DESCRIPTION OF THE TASK.
Report every line of the listing below in which the string "color" appears.

INPUT DATA.

****************

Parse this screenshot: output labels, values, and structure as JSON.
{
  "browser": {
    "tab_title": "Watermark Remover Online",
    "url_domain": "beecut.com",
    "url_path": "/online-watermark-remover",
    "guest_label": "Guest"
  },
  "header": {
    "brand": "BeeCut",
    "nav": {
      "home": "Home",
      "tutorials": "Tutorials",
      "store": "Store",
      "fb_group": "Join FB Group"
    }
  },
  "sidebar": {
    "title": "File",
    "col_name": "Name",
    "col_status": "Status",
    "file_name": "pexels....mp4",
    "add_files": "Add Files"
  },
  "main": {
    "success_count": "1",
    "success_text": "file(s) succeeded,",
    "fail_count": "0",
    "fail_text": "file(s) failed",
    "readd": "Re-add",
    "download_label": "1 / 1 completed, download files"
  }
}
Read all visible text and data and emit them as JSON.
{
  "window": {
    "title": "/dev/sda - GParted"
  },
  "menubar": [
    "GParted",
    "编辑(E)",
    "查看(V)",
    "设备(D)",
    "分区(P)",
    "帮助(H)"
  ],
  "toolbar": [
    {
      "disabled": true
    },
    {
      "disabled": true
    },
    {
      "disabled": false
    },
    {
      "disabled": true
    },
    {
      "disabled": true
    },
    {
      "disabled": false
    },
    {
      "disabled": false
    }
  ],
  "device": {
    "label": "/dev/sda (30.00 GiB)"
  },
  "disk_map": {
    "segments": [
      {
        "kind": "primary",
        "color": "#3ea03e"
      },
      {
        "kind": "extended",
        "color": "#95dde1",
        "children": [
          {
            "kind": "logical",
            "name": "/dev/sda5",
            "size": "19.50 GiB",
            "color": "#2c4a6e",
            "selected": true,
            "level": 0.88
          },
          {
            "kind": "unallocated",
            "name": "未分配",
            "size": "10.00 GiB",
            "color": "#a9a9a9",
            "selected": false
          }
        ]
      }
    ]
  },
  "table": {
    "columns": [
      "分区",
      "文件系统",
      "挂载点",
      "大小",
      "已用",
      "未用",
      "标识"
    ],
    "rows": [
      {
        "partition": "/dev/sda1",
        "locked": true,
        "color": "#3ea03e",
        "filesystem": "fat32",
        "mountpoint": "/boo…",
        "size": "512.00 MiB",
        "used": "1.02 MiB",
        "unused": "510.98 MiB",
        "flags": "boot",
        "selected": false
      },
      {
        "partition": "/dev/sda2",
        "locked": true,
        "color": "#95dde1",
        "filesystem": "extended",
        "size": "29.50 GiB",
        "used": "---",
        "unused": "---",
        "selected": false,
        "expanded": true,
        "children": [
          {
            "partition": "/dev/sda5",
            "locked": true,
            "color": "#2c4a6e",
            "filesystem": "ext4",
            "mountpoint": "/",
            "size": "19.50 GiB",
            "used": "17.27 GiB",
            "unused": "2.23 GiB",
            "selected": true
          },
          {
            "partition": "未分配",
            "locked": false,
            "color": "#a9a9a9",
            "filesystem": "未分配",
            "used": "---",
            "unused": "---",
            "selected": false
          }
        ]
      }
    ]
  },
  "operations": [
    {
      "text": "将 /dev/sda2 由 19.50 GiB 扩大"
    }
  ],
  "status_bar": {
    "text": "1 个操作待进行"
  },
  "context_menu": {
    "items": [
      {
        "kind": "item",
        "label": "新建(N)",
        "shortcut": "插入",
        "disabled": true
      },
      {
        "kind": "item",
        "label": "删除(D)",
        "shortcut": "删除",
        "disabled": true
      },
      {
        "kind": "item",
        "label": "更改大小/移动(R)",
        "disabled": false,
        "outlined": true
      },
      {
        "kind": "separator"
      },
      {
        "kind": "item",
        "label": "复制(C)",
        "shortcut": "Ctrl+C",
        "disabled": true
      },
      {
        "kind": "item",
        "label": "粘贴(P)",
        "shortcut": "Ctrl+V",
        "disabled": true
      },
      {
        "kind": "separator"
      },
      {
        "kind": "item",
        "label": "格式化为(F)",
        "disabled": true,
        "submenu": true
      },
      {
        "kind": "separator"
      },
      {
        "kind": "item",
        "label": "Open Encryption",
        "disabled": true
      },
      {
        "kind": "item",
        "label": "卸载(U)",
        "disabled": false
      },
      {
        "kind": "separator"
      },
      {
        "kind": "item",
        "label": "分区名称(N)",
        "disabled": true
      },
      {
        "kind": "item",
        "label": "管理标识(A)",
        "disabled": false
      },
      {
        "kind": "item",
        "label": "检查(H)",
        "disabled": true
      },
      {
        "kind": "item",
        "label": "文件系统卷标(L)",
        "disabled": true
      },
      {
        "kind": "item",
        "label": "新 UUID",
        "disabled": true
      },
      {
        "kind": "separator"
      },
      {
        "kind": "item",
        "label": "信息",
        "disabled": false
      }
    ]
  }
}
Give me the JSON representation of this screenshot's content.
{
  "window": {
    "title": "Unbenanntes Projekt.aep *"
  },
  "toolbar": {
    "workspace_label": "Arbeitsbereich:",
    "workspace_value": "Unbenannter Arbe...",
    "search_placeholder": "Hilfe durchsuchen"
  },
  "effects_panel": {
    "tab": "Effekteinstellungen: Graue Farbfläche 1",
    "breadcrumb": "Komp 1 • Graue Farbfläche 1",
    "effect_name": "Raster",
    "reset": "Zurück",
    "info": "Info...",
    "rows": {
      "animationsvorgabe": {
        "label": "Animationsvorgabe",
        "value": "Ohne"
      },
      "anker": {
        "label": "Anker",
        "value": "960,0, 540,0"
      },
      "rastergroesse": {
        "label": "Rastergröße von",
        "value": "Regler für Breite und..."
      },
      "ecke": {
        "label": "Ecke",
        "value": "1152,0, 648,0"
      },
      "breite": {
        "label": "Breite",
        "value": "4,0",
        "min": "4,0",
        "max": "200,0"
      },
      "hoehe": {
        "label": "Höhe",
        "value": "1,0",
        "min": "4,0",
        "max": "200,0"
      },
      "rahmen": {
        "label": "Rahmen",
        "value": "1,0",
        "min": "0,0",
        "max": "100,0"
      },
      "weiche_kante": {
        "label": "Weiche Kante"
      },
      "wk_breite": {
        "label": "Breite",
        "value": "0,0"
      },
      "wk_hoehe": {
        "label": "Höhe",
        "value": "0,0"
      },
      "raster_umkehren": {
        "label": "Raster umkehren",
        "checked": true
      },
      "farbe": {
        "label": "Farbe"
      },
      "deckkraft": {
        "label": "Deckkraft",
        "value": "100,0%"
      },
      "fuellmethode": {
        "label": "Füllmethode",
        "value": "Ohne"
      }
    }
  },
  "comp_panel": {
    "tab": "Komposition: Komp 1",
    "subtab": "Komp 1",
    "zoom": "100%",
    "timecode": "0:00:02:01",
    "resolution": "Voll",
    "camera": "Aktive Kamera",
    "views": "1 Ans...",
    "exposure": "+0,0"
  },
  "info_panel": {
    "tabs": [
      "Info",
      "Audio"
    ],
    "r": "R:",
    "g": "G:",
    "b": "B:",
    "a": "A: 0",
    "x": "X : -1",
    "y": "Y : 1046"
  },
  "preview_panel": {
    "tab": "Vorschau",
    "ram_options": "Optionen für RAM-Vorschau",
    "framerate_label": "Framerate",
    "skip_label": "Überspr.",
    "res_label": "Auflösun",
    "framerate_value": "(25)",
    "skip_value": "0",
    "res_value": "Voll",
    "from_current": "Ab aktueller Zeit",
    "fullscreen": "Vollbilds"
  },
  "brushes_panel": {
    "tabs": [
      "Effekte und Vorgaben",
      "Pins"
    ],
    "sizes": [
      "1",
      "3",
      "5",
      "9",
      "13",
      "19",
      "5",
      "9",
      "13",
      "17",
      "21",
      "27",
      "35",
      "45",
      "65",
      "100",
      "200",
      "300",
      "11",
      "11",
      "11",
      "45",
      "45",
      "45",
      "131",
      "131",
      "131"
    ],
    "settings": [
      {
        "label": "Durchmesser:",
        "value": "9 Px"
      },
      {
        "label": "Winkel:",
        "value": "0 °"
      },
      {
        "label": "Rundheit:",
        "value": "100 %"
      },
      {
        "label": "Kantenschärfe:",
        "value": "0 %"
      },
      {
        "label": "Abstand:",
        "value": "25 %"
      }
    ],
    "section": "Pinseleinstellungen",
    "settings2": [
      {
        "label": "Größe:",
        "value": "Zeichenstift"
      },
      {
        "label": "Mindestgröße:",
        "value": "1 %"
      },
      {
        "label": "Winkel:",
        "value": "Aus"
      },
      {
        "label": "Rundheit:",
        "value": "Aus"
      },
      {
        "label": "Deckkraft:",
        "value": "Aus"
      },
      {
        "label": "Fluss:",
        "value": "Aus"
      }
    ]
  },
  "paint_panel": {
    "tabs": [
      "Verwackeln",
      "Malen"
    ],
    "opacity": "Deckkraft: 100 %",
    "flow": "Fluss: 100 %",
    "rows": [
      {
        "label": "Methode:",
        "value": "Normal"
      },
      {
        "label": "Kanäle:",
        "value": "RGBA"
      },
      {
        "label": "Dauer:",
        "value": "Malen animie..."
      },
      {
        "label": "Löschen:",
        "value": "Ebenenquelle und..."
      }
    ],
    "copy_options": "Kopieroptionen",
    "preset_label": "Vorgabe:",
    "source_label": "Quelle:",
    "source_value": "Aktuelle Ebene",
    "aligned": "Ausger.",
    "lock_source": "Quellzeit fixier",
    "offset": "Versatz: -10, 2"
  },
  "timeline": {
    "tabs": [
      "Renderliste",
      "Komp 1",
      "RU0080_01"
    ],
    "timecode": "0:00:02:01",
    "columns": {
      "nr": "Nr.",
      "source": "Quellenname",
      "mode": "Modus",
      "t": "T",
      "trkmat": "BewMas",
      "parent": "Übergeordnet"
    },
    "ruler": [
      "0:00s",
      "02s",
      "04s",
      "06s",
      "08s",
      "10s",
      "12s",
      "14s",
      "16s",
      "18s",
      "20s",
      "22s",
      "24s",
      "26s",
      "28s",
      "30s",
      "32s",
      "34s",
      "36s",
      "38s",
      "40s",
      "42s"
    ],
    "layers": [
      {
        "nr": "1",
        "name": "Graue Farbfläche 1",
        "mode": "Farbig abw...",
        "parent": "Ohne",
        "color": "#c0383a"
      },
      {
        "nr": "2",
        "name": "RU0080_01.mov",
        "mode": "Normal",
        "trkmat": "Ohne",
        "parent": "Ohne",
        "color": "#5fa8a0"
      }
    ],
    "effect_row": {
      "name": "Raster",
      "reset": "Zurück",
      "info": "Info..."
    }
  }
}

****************

SOLVED PROBLEM.
        "color": "#3ea03e"
        "color": "#95dde1",
            "color": "#2c4a6e",
            "color": "#a9a9a9",
        "color": "#3ea03e",
        "color": "#95dde1",
            "color": "#2c4a6e",
            "color": "#a9a9a9",
        "color": "#c0383a"
        "color": "#5fa8a0"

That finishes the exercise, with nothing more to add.